The coming year holds a big anniversary for the Kodály Quartet, which will be celebrating 50 years of extensive concert activity all over Europe as ambassadors of Hungarian quartet culture. Despite various line-up changes, some as recent as this year, the quartet's experience and expertise shone through each work in this evening's performance from Webern to its eponymous composer Zoltán Kodály to Beethoven, beginning with Joseph Haydn's "Sunrise" Quartet.

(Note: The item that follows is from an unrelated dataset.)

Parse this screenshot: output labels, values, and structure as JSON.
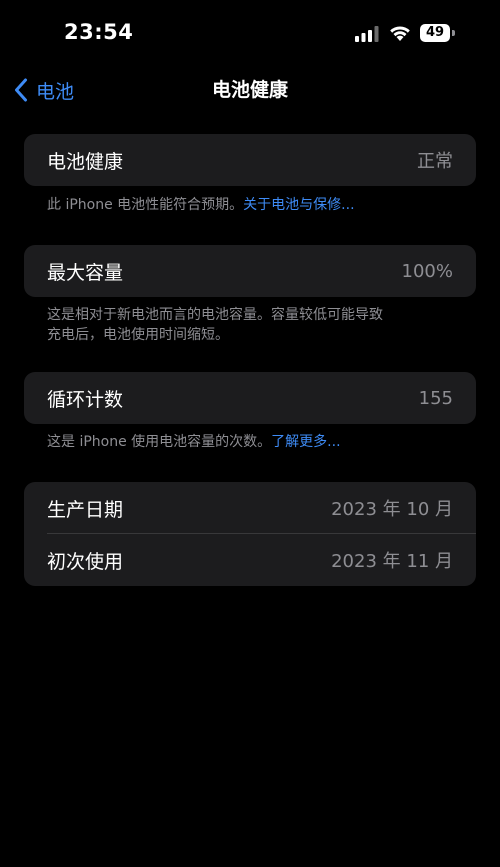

Hearing how the first violin's theme rose and soared over the glimmer of the other voices with a light and sweet tone, seemed to inevitably evoke that calm morning atmosphere in which the first birds are just about to stir to rouse the rest of the world. It was a moment of beauty that quickly developed into surprisingly dense, full-bodied tutti passages. Its lightness echoed in the second movement's opening notes: their onsets barely audible, it seemed that it was not a group of musicians artfully producing them, but one single, curious creature breathing chords. With palpable joy of playing the musicians waltzed on their chairs in the Menuetto and displayed formidable craftsmanship and ensemble, especially in the fourth movement fugue, whose lines ran through all voices virtually seamlessly.

Where the acoustics of the Pump Rooms had brought out a strong tutti before, Kodály's Second String Quartet didn't fare quite as well. Many lines in the compact Allegro lacked transparency, strong passages were swamped, but not so the folkloristic elements and enchanting modal lines. Here the musicians created a mysterious, yearning tension that became even more surreal in its flageolet return.

While Kodály's Intermezzo also suffered from a muddied sound, Anton Webern's wonderful Langsamer Satz seemed immune to acoustic blurring. The initial, big crescendo was flawed from imprecise intonation on it's very top note didn't seem to bode well, but this was quickly forgotten when Attila Falvay's violin once more rose with its characteristic lightness and its floating yet grounded sound. The musicians so vividly evoked the summer trip that inspired the piece that I (not quite correctly, looking at Webern's notes) was immediately lost in a night-blue scene of Chagall or van Gogh. The calming water of its lake reflect the willows on the banks; white flecks of blossom leaves from a near-by cherry tree blow lazily past in gentle swirls. A couple, lovers, wanders along the reeds, engulfed by – and lost in – one another; they sit down underneath a low-hanging willow branch to the sound of a moored little boat being softly rocked by the waters.

It was a performance by musicians that, despite a very recent addition to the ensemble, know and trust each other blindly, who can throw a musical ball and create flowing, smooth cues and transitions by as much as blinking into the right direction. This was visible not only in the following Beethoven in a more structural transparency and a lighter sonic texture that worked well with the venue's acoustics, but also, and particularly so, in the encore, the Finale of Haydn's Op.54 no.1. The two violin players swapped seats, and Ferenc Bangó led strongly with his meatier tone, a little warmer, rounder and heavier than Falvay's. It appeared that some kind of invisible tension and restriction had fallen from the musicians. Now the music flowed as freely and joyously as I wished it had done before and made for a heart-warming end of yet another enjoyable evening at Leamington Music.